Both presidential candidates were invited to attend, and both were encouraged to send representatives and/or videos. Obama sent in a video, but neither campaign sent a representative. In addition, the singer-activist Bono was seen in a video talking about AIDs in Africa.
The audience of about 700 was largely older, “Almost everyone was over 60; out of 700 only about 30 were any younger.” When she asked one of the organizers about the lack of young adults, she was told, “It’s quality, not quantity.”
Another organizer said that most of the participants were nuns, recruited for the conference by Network — they were the “low-hanging fruit” she was told. In looking over the registration list, I would estimate that 25% or more of the attendees were sisters. If many of the older women there were religious, you would not have known it by their dress. She saw one woman in a habit eating breakfast at the hotel, but didn’t know if she was attending the conference.
The Iraq War was brought up repeatedly. She reported that many people she heard speak didn’t think a Just War was even possible. A staffer of Sen. Bob Casey speaking to a break-out session on war and peace said, “You probably don’t believe in the principles of a just war as found in Aristotle,” and everyone started cheering. Another speaker, an Iraqi war veteran, suggested ways to keep young men and women from being recruited by the United States armed forces.

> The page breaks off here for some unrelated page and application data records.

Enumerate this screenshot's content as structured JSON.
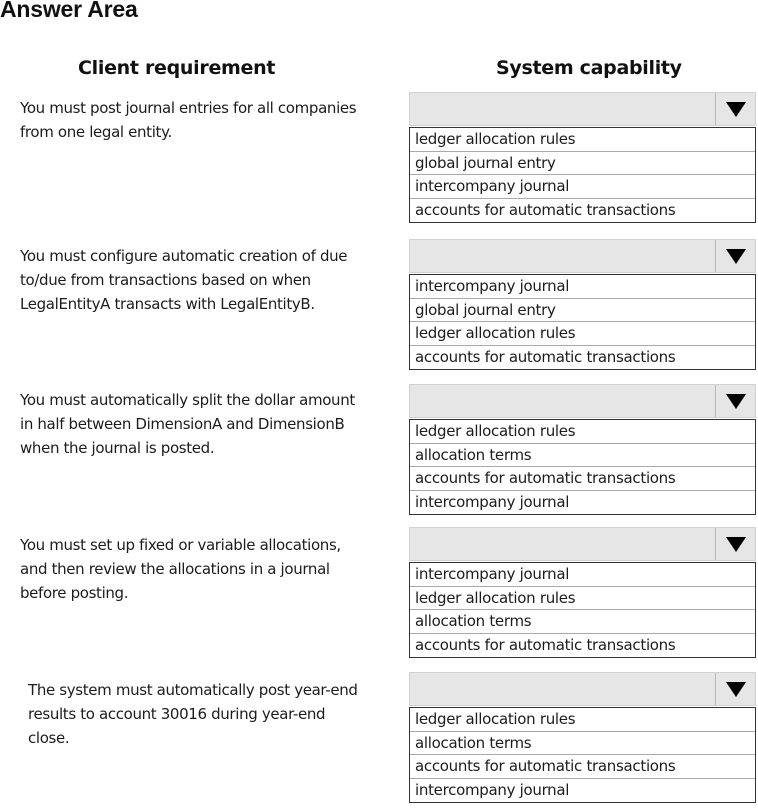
{
  "title": "Answer Area",
  "columns": {
    "left": "Client requirement",
    "right": "System capability"
  },
  "rows": [
    {
      "requirement": [
        "You must post journal entries for all companies",
        "from one legal entity."
      ],
      "selected": "",
      "options": [
        "ledger allocation rules",
        "global journal entry",
        "intercompany journal",
        "accounts for automatic transactions"
      ]
    },
    {
      "requirement": [
        "You must configure automatic creation of due",
        "to/due from transactions based on when",
        "LegalEntityA transacts with LegalEntityB."
      ],
      "selected": "",
      "options": [
        "intercompany journal",
        "global journal entry",
        "ledger allocation rules",
        "accounts for automatic transactions"
      ]
    },
    {
      "requirement": [
        "You must automatically split the dollar amount",
        "in half between DimensionA and DimensionB",
        "when the journal is posted."
      ],
      "selected": "",
      "options": [
        "ledger allocation rules",
        "allocation terms",
        "accounts for automatic transactions",
        "intercompany journal"
      ]
    },
    {
      "requirement": [
        "You must set up fixed or variable allocations,",
        "and then review the allocations in a journal",
        "before posting."
      ],
      "selected": "",
      "options": [
        "intercompany journal",
        "ledger allocation rules",
        "allocation terms",
        "accounts for automatic transactions"
      ]
    },
    {
      "requirement": [
        "The system must automatically post year-end",
        "results to account 30016 during year-end",
        "close."
      ],
      "selected": "",
      "options": [
        "ledger allocation rules",
        "allocation terms",
        "accounts for automatic transactions",
        "intercompany journal"
      ]
    }
  ],
  "icons": {
    "dropdown": "triangle-down-icon"
  }
}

The booths outside the meeting contained no materials from either the GOP or conservatives. The non-profit Matthew 25 Project booth had a picture of Obama next to an open letter of support with a long list of signatures. She said the way the picture was hung next to Matthew 25:35 — “I was hungry and you gave me something to eat” — made Obama “look like he was Jesus.”
Another booth offered literature on the gay, lesbian, and transgendered lifestyle. One booklet was entitled, A Catholic Defense of Same-Sex Marriage. A newspaper in the same booth, Bondings, published by New Ways Ministry of Mount Rainier, MD, had a full page list of “gay friendly” parishes throughout the country. My source never heard any mention of the nationwide debate over gay marriage at the conference.
The activist atmosphere of the meeting was in evidence when a teacher from a Christian Brothers high school in New Jersey stood up to say she was doing all she could to influence her students who came from affluent families. She said she had to be careful and quiet in order “not to upset donors or alums.”
According to my source, the drumbeat of the conference was the phrase “vote the common good.” I asked her what that meant to those who used it. She said, “From what I heard it meant some very specific things — universal health care, ending the Iraq War, eliminating poverty, and stopping global warming. It surprised me how much they were concerned about global warming,” she added.
Many clergy were in attendance, but only a few were in collars. One former prelate who lent his support was Bishop Walter Sullivan — a popular fixture on the Left.
When the platform was voted upon, the audience was given green, white, and red cards. They were told to hold up green for agreement, red for disagreement, and white for uncertainty. Every plank received unanimous support. It was announced that an amendment to support the ban on partial-birth abortion was going to be introduced at a later time, but it was never put up for a vote.
This is just another instance of what Bill Donohue means when he says the Catholic Left is “boxed in by abortion.” The Catholic supporters of Obama share the same dilemma: How to ignore the non-negotiable teachings of the Church while appearing not to. One way is to employ high-minded language like “common good” without paying any attention to its most fundamental human right: life.